Despite rumours of tensions between the pair, Miss Rayner has been formally lined up to become Deputy Prime Minister upon a Labour victory. Either way, it is obvious Mr Starmer is towing the centrist line to not spook moderate voters. Whether it will work? Only time will tell.
A lazy fix for obese
THE weight-loss drug Wegovy is being made available on the NHS as part of a “controlled and limited launch”.
For many, this drug could be a game-changer in the fight against obesity.
But what does it say about this country where, with over one in four adults being obese, we just prescribe a jab to shed the weight.
Shouldn’t the NHS be more proactive in tackling the root cause of such unhealthy lifestyles in the first place?
Obviously, none of us want to live in a nanny state, the likes of which brought us a proposed ban on Bogof food and drink deals. It is certainly not a few supermarket bargains that are causing this epidemic.
A one-size-fits-all drug for bingeing sins is not the answer.
It is diet, exercise and education, something the NHS seems too lazy to promote now.
U-turn a wind-up
A POTENTIAL Tory revolt has forced Rishi Sunak to overturn the effective ban on onshore wind farms.

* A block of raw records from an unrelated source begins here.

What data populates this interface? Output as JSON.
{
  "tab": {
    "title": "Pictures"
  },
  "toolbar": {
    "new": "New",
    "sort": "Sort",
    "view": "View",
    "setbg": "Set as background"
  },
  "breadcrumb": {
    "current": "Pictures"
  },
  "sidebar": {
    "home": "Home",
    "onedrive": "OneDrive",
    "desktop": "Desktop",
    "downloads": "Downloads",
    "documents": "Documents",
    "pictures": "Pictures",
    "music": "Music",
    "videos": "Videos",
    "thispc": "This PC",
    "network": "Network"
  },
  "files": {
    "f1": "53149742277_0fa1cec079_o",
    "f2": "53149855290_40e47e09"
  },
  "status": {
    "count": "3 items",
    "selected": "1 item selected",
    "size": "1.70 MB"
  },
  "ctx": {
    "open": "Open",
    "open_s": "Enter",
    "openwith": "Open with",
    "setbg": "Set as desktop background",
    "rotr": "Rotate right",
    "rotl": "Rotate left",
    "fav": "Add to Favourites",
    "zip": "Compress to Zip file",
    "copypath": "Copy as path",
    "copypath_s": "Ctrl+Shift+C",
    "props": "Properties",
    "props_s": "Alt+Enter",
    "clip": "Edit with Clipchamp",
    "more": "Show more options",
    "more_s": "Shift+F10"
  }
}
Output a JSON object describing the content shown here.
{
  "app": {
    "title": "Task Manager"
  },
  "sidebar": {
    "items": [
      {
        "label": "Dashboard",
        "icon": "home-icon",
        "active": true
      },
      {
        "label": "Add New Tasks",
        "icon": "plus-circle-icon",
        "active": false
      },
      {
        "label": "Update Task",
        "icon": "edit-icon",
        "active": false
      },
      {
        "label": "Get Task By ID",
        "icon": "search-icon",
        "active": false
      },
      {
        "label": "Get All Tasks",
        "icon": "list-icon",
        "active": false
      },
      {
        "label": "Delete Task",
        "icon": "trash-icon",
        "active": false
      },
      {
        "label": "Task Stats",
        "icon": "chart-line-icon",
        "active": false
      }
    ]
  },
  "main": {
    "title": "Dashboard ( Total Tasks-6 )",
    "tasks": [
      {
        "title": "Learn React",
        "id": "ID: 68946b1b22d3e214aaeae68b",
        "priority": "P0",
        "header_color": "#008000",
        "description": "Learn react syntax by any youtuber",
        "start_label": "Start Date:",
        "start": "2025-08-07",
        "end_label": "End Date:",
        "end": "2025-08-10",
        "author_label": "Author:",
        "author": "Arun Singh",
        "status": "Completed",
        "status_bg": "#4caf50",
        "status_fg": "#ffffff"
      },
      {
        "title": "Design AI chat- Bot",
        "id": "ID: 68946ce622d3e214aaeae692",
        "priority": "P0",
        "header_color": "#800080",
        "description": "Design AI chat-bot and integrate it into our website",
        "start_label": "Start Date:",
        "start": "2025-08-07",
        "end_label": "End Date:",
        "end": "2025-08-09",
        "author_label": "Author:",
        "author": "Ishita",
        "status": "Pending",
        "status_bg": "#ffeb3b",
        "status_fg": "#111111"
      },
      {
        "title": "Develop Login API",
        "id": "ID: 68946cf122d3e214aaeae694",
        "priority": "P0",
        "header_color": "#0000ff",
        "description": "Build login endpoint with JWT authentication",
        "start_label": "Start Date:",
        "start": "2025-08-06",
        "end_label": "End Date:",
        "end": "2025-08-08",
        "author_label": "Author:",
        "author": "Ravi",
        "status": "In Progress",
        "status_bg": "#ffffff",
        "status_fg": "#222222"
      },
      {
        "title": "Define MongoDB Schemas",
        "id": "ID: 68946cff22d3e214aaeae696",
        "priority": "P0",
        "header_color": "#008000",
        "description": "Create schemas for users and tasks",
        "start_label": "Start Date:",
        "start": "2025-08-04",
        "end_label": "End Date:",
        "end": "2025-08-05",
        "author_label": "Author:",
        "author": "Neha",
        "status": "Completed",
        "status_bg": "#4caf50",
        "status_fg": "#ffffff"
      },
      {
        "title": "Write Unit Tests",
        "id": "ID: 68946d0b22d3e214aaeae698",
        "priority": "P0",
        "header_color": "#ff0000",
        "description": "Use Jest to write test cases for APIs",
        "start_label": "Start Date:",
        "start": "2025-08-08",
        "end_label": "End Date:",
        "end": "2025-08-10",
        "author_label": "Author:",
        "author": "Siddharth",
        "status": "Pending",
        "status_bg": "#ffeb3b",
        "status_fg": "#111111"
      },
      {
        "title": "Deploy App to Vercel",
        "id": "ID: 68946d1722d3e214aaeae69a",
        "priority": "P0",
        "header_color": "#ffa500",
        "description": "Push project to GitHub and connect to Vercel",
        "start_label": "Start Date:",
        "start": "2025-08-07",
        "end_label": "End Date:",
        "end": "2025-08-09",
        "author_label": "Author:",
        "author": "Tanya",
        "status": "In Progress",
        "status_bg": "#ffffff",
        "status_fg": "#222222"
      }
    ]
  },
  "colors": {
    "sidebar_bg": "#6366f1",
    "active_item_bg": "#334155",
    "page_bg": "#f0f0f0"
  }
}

The move comes as MPs are preparing to vote on the Government’s contentious Energy Bill, with backbenchers backing a proposed amendment to scrap the ban. In reality, though, this move will likely be a lot of hot air.
Under the planning rules, councils will be able to give the green light to proposed turbines only where there is broad public support.
And given the Nimbys’ strong lobby against them, this is nothing more than lip service.
But another U-turn is not a great look for Mr Sunak, who pledged to keep the ban in place when he took over as PM.